Once you've developed a list of key problems that aligns input from your customer, with that from within your company, you need to rank them. If you asked people to rank problems when you surveyed them, this can go pretty quickly, but be alert for repetition (the same problem described in different words) and broad generalizations. Now, you are ready to start to develop a draft positioning statement and message strategy.
The act of ranking the list of customers' problems may have already revealed patterns and stimulated valuable insights for positioning. Instead of being paralyzed by countless possibilities for your positioning claim, you can go right for the bull's eye of your target audiences' most pressing problem. You have a great starting point for brainstorming about how you solve that problem, a good idea of what benefit claim to make, and you're on the way to finding the right message to express it.
So let's assume you've developed some good options for your positioning statement. The best way to test them is to ask the basic question—does the statement address the target audience's most pressing problem? If it doesn't, go back to the drawing board. If it does, that does not necessarily mean you've found the answer to marketing and sales success.
Your positioning statement still needs to pass other tests. Is it important, believable, and unique? Based on your thorough understanding of the customer, you'll be able to objectively assess whether your positioning statement
- Is relevant to the target audience
- Responds to your customer's biggest problem
- Builds trust that you understand customer needs
- Creates a sense of urgency

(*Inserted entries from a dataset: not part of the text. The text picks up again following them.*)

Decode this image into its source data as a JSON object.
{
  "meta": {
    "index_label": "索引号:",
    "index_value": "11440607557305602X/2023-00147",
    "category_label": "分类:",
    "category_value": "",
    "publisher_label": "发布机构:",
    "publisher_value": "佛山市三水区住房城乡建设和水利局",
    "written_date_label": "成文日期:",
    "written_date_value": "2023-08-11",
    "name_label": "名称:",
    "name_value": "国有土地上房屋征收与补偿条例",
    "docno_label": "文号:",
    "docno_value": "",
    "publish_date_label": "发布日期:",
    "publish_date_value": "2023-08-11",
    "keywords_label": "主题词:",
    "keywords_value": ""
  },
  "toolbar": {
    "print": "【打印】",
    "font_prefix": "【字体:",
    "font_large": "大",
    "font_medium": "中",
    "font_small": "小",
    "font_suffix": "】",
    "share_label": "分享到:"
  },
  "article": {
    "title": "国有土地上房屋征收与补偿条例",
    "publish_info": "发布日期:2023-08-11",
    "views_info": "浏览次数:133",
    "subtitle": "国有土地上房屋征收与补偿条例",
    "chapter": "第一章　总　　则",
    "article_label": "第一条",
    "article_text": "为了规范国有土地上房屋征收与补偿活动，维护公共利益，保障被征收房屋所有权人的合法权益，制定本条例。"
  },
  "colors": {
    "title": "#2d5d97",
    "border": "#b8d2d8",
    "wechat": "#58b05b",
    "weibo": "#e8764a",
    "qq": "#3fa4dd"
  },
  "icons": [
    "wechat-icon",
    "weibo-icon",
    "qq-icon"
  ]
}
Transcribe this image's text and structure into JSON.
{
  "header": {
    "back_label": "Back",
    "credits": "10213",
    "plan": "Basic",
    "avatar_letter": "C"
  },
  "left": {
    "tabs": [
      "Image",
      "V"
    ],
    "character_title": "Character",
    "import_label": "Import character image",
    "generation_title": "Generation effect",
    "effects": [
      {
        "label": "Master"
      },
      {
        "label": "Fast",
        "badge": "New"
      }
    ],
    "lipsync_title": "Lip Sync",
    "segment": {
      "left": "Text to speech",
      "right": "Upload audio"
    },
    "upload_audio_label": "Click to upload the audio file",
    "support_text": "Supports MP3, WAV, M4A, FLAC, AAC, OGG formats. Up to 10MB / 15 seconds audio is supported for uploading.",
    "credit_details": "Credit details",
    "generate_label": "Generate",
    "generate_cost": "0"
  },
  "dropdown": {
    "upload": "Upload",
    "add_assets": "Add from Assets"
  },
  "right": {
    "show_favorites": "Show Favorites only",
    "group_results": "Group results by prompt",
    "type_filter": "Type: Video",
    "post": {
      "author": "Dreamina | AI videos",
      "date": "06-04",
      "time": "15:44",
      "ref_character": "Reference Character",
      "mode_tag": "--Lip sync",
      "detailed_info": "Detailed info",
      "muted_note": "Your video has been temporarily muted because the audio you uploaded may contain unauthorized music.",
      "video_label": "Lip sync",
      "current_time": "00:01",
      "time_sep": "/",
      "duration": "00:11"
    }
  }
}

Believability is somewhat subjective, but if you can put yourself in your customers' shoes, you should be able to make an intelligent judgment. Uniqueness is much more easily judged, and will be covered in the next column.
Summary: Know Your Customer At Least as Well as You Know Your Own Products
I've urged you to know your customer—at least as well as you know your own products. As we've seen, it's essential to effective positioning. When you understand your customer, you can cut through the clutter and deliver a message to your target audience that sticks. But that's only if you address the most pressing problem of the target market. Express your positioning claim in terms of benefit—how your product solves that problem—not in terms of product features, and your target audience is more likely to listen to your message.
What About The Competition?
Does that mean you've found the right position? Not if someone got there first. How is your competition positioned? How are they communicating with the market? The perfect position is one that passes the test of uniqueness—either you are the only company who can make the claim, or you are the only one making it. That's why the third C of the 3Cs—the competition—also plays an important role in your positioning process. We'll cover it in the next column.
To access the first three columns of this series go to:
The Three C's of Successful Positioning Part One
The Three C's of Successful Positioning Part Two The Channel
The Three C's of Successful Positioning Part Three Part Three: Get Your Channel Involved
About the Author
Lawson Abinanti is co-founder of Messages that Matter, a consulting firm that helps B2B software companies create compelling message strategies that build awareness and demand. Messages that Matter gives clients the knowledge and tools to develop powerful message strategies that differentiate products and services from those of the competition. Lawson has held strategic marketing positions with several B2B software companies including Navision, Applix, TM1 Software, and Timeline. He can be reached at email@example.com.